Entries taken from a collection:

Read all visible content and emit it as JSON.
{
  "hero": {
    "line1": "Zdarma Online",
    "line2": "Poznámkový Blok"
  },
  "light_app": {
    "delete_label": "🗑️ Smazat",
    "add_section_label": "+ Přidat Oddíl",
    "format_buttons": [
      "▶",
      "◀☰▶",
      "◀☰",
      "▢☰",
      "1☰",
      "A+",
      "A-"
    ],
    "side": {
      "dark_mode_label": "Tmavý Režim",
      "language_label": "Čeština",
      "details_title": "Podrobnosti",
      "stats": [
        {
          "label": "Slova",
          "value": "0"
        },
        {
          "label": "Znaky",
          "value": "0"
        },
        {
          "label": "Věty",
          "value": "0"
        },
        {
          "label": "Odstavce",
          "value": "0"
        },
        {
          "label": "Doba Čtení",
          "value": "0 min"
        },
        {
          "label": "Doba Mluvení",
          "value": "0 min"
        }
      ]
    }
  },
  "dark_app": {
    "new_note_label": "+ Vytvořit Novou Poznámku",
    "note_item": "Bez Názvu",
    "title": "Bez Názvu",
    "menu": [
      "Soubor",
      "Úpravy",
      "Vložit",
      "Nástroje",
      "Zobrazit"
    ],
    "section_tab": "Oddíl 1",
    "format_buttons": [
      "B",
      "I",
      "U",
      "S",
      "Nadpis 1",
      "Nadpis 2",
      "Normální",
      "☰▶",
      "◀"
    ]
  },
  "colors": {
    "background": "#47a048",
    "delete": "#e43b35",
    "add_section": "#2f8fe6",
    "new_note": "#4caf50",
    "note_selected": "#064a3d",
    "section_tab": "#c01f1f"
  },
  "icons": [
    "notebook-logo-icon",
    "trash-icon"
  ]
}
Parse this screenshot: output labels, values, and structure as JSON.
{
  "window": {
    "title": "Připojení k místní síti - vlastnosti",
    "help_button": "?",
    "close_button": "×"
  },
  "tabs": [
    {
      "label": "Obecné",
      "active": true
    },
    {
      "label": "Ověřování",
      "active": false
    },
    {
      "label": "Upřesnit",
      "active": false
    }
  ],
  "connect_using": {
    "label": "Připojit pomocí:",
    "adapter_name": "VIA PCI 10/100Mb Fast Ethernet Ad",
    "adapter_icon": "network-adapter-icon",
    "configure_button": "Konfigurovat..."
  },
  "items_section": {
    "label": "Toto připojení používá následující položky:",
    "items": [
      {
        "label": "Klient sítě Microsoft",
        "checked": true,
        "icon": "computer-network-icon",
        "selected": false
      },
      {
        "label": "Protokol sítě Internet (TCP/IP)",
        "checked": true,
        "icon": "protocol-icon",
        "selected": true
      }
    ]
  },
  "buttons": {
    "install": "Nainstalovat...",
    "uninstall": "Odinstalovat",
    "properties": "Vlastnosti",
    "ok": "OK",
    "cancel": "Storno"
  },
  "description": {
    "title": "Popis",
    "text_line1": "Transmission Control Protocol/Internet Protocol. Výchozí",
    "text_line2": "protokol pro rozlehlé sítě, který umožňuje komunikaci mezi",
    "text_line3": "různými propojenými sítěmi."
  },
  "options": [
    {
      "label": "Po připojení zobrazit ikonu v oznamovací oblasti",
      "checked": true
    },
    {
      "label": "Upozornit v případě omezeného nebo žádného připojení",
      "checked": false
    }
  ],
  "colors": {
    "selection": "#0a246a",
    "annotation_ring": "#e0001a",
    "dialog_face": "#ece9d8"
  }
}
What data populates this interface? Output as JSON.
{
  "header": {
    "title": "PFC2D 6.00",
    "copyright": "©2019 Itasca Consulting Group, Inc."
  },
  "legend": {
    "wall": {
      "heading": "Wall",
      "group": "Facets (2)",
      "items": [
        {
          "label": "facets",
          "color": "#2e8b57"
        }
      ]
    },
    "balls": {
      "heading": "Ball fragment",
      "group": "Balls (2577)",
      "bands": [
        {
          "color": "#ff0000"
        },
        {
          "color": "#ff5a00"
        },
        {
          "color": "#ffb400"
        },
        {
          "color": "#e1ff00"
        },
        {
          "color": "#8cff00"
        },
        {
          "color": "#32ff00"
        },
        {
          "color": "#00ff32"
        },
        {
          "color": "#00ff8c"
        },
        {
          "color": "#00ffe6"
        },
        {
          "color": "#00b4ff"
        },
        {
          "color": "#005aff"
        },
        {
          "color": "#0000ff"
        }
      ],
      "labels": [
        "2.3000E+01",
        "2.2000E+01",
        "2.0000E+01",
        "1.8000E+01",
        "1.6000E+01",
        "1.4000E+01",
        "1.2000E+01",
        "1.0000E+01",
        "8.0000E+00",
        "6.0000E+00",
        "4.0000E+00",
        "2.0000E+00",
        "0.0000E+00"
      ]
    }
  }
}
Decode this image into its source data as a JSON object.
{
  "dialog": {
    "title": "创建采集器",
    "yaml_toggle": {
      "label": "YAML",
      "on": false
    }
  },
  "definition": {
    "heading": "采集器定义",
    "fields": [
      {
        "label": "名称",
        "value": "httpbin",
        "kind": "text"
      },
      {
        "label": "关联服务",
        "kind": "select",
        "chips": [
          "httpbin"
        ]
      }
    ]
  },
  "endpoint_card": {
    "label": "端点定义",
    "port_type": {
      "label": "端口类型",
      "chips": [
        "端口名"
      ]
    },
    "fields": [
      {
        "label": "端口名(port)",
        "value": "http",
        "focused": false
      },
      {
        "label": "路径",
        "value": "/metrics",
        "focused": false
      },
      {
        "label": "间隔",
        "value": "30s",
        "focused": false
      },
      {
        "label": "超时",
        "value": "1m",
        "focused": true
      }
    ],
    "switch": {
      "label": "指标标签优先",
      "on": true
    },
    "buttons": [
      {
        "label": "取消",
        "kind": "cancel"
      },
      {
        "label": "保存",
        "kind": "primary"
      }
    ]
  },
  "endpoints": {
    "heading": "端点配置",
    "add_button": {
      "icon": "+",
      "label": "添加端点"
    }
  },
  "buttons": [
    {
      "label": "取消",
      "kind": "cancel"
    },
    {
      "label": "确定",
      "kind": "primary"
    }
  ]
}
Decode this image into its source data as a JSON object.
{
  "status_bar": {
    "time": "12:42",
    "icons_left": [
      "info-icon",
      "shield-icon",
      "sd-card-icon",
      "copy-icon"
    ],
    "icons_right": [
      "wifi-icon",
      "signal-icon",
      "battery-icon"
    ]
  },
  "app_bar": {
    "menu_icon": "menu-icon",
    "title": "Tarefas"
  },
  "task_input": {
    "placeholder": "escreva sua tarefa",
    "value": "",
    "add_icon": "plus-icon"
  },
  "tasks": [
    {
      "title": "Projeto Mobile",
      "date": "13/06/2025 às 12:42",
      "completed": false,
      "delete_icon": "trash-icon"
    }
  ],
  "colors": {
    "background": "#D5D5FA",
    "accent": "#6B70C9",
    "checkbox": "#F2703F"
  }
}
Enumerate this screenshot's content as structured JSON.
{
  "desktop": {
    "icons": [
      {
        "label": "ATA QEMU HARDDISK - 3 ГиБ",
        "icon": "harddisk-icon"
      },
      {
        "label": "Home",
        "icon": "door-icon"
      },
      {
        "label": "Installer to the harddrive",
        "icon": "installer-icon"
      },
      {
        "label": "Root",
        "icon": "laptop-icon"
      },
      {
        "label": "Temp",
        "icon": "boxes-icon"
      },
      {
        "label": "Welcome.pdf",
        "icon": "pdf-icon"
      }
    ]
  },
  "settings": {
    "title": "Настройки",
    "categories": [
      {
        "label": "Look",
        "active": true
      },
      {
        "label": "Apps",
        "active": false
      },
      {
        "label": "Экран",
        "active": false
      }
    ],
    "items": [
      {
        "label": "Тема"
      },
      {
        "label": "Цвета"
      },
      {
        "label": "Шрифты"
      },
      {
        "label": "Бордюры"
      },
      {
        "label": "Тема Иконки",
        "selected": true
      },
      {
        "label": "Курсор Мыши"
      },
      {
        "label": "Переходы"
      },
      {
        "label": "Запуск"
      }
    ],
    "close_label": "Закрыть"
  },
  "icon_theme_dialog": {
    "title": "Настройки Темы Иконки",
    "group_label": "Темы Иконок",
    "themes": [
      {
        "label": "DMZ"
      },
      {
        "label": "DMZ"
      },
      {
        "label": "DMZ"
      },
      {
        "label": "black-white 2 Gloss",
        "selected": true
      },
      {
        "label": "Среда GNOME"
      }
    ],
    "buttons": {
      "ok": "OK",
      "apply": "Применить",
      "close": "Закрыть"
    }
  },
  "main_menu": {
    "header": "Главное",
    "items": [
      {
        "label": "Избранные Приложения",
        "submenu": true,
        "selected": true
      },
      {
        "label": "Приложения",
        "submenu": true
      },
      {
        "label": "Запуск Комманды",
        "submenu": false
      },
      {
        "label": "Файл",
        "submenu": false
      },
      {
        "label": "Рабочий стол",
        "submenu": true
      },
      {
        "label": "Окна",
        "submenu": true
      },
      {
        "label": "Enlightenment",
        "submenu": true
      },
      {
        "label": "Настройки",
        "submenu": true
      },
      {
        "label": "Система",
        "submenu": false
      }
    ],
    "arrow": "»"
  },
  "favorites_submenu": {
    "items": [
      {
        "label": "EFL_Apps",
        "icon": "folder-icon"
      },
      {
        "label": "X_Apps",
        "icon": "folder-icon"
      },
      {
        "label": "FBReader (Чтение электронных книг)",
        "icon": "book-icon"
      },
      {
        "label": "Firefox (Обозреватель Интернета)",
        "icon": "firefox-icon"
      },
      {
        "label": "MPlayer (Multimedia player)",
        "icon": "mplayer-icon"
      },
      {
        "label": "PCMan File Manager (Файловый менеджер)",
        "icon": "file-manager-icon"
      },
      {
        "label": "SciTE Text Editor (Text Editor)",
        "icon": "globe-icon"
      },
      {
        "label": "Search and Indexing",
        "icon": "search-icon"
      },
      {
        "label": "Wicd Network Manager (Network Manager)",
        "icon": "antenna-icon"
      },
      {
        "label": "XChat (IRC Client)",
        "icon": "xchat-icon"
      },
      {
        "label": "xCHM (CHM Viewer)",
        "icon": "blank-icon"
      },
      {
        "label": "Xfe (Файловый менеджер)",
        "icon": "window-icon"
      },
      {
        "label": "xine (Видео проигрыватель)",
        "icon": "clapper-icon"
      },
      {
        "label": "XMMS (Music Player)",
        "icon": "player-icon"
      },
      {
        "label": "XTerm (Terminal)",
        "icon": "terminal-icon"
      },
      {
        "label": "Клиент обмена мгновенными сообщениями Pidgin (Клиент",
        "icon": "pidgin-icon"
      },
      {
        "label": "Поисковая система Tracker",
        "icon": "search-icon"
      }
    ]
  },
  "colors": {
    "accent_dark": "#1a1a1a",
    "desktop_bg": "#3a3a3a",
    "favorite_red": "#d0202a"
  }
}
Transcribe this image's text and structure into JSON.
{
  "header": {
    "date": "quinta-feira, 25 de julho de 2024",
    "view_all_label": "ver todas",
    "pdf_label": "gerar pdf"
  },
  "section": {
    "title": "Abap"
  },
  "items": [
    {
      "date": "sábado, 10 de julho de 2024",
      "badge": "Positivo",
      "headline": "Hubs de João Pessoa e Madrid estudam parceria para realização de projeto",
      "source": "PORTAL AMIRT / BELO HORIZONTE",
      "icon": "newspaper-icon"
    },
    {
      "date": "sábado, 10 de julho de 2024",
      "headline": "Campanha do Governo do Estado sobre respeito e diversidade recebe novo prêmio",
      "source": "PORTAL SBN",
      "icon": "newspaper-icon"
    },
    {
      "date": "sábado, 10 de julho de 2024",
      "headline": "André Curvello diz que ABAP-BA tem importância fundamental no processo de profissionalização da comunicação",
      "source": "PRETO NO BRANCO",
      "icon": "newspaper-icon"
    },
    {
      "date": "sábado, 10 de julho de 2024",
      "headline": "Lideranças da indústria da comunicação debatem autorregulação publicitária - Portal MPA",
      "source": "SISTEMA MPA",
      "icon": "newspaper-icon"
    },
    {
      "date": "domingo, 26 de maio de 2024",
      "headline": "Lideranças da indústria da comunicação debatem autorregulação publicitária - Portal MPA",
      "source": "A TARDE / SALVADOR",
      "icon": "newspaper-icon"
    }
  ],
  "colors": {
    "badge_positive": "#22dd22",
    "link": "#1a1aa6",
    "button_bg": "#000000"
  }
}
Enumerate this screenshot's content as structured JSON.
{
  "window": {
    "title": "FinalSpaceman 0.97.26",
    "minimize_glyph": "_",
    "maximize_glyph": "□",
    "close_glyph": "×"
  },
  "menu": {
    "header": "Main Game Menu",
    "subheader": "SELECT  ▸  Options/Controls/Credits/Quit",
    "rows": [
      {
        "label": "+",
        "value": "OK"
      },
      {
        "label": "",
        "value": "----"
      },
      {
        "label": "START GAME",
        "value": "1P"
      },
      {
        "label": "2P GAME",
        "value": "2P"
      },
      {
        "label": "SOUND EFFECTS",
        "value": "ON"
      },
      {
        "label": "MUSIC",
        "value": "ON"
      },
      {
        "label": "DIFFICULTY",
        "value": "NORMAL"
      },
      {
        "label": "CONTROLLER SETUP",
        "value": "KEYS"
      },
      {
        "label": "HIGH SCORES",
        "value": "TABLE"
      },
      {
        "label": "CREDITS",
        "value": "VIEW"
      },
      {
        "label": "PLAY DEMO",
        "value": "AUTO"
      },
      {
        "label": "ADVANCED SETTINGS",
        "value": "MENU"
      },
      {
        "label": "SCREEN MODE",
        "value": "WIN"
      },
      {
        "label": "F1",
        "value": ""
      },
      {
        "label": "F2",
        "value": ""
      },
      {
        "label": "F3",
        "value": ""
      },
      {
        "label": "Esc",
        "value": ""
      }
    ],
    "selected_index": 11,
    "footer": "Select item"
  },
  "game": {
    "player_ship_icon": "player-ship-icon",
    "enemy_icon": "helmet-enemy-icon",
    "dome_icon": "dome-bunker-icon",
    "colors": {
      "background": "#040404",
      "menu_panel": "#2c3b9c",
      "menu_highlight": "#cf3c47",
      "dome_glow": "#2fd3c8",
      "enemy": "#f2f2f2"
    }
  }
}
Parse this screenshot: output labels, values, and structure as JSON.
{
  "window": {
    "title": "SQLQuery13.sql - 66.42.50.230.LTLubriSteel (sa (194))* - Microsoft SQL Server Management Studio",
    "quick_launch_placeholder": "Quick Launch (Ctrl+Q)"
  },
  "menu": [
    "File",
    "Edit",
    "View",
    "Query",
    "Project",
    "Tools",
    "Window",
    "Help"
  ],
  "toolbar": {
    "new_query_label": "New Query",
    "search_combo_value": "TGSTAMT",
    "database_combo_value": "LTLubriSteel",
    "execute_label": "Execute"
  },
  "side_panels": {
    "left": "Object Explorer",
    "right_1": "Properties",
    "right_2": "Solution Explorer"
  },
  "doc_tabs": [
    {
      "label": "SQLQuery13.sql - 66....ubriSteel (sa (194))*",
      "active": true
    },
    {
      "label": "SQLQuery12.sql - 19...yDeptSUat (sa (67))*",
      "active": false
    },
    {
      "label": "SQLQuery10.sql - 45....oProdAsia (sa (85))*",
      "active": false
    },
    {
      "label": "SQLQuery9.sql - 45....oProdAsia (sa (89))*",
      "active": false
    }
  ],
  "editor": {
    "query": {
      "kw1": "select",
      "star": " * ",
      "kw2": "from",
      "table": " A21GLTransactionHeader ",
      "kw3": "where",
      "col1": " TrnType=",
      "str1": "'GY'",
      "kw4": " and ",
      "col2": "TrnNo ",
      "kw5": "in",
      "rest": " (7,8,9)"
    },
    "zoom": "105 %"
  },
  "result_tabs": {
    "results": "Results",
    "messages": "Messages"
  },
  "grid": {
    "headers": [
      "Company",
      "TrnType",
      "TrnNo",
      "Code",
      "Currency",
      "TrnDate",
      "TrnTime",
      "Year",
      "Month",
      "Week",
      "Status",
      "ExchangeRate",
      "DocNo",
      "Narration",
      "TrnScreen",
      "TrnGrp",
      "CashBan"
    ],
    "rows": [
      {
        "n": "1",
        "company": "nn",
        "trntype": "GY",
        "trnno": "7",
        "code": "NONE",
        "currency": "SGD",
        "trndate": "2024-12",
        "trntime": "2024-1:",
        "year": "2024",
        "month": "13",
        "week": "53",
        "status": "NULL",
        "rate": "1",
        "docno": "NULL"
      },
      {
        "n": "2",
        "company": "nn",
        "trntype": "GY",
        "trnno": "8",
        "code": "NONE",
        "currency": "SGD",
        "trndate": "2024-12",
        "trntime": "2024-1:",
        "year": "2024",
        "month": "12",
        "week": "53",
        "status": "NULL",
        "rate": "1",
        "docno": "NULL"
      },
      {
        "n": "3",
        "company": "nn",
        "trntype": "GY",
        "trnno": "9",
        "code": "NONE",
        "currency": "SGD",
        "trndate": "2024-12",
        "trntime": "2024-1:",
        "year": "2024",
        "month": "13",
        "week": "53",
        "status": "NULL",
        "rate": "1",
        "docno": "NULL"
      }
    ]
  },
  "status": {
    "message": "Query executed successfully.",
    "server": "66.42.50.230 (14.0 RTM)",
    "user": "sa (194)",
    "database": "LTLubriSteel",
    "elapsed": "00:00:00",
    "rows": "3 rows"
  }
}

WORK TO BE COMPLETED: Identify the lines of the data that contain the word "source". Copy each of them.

ANSWER AREA:
Decode this image into its source data as a JSON object.
Decode this image into its source data as a JSON object.
      "source": "PORTAL AMIRT / BELO HORIZONTE",
      "source": "PORTAL SBN",
      "source": "PRETO NO BRANCO",
      "source": "SISTEMA MPA",
      "source": "A TARDE / SALVADOR",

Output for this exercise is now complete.